## Work request
The expected answer is all of the entries, written out exactly.

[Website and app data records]
BEGIN

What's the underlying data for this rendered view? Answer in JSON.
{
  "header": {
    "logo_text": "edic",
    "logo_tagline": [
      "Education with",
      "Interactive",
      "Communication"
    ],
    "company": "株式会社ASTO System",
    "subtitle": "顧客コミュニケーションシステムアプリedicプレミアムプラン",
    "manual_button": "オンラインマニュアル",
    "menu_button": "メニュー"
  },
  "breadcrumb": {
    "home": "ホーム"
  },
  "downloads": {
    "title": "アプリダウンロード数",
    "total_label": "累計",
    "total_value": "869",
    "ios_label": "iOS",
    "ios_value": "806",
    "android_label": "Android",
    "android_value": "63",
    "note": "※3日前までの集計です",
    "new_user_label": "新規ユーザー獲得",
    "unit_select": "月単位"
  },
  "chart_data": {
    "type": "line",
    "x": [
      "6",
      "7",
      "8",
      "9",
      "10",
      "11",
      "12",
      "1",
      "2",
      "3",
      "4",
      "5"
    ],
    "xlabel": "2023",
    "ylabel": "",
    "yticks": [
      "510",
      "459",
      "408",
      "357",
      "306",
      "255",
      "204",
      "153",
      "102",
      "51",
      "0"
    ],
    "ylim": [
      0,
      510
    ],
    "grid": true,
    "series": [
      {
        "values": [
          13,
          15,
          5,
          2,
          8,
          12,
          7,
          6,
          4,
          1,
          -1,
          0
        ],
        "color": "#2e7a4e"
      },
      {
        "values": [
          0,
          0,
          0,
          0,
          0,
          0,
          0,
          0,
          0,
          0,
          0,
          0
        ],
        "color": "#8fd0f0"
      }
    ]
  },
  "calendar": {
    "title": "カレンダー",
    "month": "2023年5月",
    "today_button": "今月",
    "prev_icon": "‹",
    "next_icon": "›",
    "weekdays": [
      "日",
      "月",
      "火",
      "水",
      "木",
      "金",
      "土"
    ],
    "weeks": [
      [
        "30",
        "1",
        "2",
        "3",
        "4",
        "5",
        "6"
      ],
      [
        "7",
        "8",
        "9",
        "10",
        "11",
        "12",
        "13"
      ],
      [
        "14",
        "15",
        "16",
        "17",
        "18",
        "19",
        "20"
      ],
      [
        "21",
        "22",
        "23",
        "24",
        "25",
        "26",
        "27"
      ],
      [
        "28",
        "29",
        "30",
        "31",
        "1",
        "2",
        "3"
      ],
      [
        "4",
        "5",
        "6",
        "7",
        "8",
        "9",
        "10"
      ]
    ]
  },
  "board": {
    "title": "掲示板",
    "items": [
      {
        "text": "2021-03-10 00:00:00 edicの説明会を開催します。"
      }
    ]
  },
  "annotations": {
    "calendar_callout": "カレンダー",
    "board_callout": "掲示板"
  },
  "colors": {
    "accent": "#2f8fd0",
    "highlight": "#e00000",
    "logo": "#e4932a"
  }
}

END

## Answer box
What's the underlying data for this rendered view? Answer in JSON.
{
  "header": {
    "logo_text": "edic",
    "logo_tagline": [
      "Education with",
      "Interactive",
      "Communication"
    ],
    "company": "株式会社ASTO System",
    "subtitle": "顧客コミュニケーションシステムアプリedicプレミアムプラン",
    "manual_button": "オンラインマニュアル",
    "menu_button": "メニュー"
  },
  "breadcrumb": {
    "home": "ホーム"
  },
  "downloads": {
    "title": "アプリダウンロード数",
    "total_label": "累計",
    "total_value": "869",
    "ios_label": "iOS",
    "ios_value": "806",
    "android_label": "Android",
    "android_value": "63",
    "note": "※3日前までの集計です",
    "new_user_label": "新規ユーザー獲得",
    "unit_select": "月単位"
  },
  "chart_data": {
    "type": "line",
    "x": [
      "6",
      "7",
      "8",
      "9",
      "10",
      "11",
      "12",
      "1",
      "2",
      "3",
      "4",
      "5"
    ],
    "xlabel": "2023",
    "ylabel": "",
    "yticks": [
      "510",
      "459",
      "408",
      "357",
      "306",
      "255",
      "204",
      "153",
      "102",
      "51",
      "0"
    ],
    "ylim": [
      0,
      510
    ],
    "grid": true,
    "series": [
      {
        "values": [
          13,
          15,
          5,
          2,
          8,
          12,
          7,
          6,
          4,
          1,
          -1,
          0
        ],
        "color": "#2e7a4e"
      },
      {
        "values": [
          0,
          0,
          0,
          0,
          0,
          0,
          0,
          0,
          0,
          0,
          0,
          0
        ],
        "color": "#8fd0f0"
      }
    ]
  },
  "calendar": {
    "title": "カレンダー",
    "month": "2023年5月",
    "today_button": "今月",
    "prev_icon": "‹",
    "next_icon": "›",
    "weekdays": [
      "日",
      "月",
      "火",
      "水",
      "木",
      "金",
      "土"
    ],
    "weeks": [
      [
        "30",
        "1",
        "2",
        "3",
        "4",
        "5",
        "6"
      ],
      [
        "7",
        "8",
        "9",
        "10",
        "11",
        "12",
        "13"
      ],
      [
        "14",
        "15",
        "16",
        "17",
        "18",
        "19",
        "20"
      ],
      [
        "21",
        "22",
        "23",
        "24",
        "25",
        "26",
        "27"
      ],
      [
        "28",
        "29",
        "30",
        "31",
        "1",
        "2",
        "3"
      ],
      [
        "4",
        "5",
        "6",
        "7",
        "8",
        "9",
        "10"
      ]
    ]
  },
  "board": {
    "title": "掲示板",
    "items": [
      {
        "text": "2021-03-10 00:00:00 edicの説明会を開催します。"
      }
    ]
  },
  "annotations": {
    "calendar_callout": "カレンダー",
    "board_callout": "掲示板"
  },
  "colors": {
    "accent": "#2f8fd0",
    "highlight": "#e00000",
    "logo": "#e4932a"
  }
}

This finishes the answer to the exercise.